during business hours as well as in the evenings and weekends
- Pedestrian focused streets with vehicle traffic kept to the perimeter
- Parking spaces that can be transitioned into alternate uses such as galleries, auditoria or
workplaces as private car use diminishes in the future.

Along with Emma Telfer, the jury included Andy Fergus, urban designer; David Waldren, Vicinity
Centres National Head of Design; Knowles Tivendale, Movement and Place Consulting Managing
Director; and Robyn Lukstin, Assemble Development Manager.

This multi-disciplinary team brought together by Assemble brought a broad range of experience to the assessment process, from urban design, architecture, development, retail planning, transport planning and cultural programming.

Lukstin says the contribution of key leaders in the development and design space was invaluable, including the support from respected design advocate, Andy Fergus, who worked with
Assemble to establish and shape the competition process, drawing heavily on the lessons from the
successful City of Sydney design excellence model.

“We applied a considered approach to this design competition, a first for our development team.
This allowed each of the participating practices an open environment and the creative freedom to
deliver a scheme that was respectful to the existing site and the future planning controls, while
allowing for the ideation of innovations,” says Lukstin.

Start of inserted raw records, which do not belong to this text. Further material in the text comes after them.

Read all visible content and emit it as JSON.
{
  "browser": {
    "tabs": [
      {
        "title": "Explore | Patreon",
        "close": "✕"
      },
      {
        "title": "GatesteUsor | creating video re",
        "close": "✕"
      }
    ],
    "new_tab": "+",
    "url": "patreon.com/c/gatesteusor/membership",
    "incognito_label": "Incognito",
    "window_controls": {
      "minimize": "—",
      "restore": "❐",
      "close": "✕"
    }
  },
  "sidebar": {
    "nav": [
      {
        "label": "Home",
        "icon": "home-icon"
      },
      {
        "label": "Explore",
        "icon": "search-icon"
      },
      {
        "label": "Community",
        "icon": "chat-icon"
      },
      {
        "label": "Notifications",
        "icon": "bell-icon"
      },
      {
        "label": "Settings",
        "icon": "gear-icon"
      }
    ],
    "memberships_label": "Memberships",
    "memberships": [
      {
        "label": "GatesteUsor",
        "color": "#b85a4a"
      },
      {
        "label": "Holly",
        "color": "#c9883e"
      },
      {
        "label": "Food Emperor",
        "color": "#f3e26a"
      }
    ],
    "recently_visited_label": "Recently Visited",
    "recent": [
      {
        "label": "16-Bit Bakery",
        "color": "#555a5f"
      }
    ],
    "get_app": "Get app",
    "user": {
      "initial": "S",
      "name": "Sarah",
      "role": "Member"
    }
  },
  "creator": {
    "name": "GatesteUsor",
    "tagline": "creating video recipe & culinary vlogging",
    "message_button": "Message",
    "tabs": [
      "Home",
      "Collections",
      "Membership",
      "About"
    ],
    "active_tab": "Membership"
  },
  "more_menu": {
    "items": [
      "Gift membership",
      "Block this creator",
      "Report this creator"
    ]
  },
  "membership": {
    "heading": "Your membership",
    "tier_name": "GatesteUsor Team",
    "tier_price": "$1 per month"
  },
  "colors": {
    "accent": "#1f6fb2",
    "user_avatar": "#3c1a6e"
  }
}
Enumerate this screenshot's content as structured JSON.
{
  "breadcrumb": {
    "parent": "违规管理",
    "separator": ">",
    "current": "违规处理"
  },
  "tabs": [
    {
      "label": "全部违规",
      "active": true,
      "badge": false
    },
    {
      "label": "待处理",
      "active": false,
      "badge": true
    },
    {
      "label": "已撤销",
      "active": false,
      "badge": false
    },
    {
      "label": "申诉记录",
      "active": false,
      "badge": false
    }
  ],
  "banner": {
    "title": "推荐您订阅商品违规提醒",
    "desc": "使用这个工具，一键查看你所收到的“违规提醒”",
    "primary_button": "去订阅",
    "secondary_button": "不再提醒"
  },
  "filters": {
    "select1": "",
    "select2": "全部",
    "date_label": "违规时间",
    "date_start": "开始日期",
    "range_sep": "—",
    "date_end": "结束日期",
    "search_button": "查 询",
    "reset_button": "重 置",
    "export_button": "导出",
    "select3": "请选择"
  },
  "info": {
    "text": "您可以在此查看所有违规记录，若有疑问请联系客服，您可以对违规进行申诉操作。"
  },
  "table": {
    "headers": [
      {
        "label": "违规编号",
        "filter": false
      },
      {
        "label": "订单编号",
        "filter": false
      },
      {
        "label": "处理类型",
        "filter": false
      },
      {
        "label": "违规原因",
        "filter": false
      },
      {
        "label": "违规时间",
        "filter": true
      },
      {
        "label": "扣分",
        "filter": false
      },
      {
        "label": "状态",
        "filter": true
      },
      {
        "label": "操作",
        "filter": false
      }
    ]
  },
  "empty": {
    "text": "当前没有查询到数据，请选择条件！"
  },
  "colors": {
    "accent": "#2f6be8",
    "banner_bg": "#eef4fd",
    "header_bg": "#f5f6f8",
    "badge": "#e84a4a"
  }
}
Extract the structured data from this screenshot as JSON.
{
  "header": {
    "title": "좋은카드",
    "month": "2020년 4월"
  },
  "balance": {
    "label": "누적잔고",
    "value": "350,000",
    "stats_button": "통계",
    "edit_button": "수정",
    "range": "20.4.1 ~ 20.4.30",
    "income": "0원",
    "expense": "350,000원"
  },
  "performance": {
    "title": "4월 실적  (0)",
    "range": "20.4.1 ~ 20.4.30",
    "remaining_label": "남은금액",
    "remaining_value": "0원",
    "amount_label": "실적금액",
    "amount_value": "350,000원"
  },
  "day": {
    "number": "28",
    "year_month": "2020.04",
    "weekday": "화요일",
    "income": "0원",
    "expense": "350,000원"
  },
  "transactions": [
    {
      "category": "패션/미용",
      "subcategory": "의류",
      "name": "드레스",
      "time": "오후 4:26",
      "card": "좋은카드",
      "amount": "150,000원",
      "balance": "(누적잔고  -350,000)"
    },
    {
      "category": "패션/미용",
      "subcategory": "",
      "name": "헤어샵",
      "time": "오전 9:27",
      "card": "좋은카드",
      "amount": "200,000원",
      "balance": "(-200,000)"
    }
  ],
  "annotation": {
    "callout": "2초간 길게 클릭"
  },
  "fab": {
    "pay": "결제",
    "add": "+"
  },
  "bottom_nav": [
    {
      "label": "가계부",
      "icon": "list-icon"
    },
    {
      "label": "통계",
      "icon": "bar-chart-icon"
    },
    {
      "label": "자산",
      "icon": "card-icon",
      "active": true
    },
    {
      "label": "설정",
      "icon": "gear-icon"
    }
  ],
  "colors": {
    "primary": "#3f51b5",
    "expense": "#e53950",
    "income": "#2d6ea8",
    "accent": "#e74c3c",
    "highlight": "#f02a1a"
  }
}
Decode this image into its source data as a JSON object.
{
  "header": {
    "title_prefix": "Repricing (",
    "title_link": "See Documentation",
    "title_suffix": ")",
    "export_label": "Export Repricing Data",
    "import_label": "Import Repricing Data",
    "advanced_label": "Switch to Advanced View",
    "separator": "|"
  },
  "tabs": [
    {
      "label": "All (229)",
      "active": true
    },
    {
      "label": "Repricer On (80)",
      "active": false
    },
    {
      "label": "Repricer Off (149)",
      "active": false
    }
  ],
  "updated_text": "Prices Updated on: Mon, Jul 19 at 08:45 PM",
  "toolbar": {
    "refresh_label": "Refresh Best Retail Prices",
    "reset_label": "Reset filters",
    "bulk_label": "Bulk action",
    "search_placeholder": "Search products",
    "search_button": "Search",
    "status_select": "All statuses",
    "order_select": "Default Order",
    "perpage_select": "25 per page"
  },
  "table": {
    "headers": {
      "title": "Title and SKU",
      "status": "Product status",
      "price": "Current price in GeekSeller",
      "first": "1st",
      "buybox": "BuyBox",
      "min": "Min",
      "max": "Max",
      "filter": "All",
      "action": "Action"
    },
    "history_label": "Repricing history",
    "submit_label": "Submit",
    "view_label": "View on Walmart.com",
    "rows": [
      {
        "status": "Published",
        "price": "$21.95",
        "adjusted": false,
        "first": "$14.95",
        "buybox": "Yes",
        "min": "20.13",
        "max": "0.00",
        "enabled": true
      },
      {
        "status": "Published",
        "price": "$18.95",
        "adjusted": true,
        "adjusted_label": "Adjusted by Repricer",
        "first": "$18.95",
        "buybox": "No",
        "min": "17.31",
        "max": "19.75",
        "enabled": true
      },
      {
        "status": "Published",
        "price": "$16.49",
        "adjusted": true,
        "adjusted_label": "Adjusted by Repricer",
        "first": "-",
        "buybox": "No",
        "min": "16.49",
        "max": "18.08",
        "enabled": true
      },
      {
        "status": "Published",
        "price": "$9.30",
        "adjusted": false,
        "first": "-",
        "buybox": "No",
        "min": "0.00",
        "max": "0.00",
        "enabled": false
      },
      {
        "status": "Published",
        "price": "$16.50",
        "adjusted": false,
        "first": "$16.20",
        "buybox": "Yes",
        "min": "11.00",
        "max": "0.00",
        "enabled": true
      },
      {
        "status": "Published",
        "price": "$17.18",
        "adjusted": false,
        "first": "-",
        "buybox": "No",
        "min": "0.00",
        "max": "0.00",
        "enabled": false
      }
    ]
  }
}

Lukstin adds that the jury also commended the efforts of Six Degrees and Grimshaw Architects
that participated in the competition, as both produced exceptional schemes and an array of
innovative forwarding-thinking ideas.

Amongst the many highlights, Six Degrees showcased a deep understanding of how ground floor uses could be activated across the whole site and brought to life to create an organic thriving community around a strong ‘high street’ concept, while challenging the idea of separate business
and residential areas in favour of a flexible ground level across the whole site.

Grimshaw displayed an excellent grasp of the relationship of the site with its external connections,
as well as creating a series of unique internal spaces, including the skeletal retention and
reinterpretation of the existing saw-toothed industrial buildings from the former Brake factory.

Grimshaw had a strong concept for the commercial component of the development, with a proposed
‘incubator hub’ that drew upon their experience as the designers of the masterplan for the
University of Melbourne’s new campus in Fishermans Bend, as well the Fishermans Bend Innovation

East Village will be a masterplanned community and upon completion will comprise 3,000
dwellings, 15,000 sqm of retail floorspace, 80,000 sqm of commercial floorspace and will be home to
the new McKinnon College Second Campus scheduled to open January 2022.

The residential component will feature apartments under the developer’s innovative Assemble
Model, also known as Build to Rent to Own, that creates a pathway for home ownership, along with
Build to Rent.

This means that Assemble will remain custodians of the precinct activity and cultural
life well beyond the delivery of the development.

Assemble has also provided 4,000sqm warehouse space at East Village free from rent as a creative
design and innovation incubator which was launched by the Hon. Greg Hunt, Federal Minister for
Health in late 2019.

The incubator’s tenants include 3D medical printing company, Anatomics, an artist collective, and
charity, Impact for Women.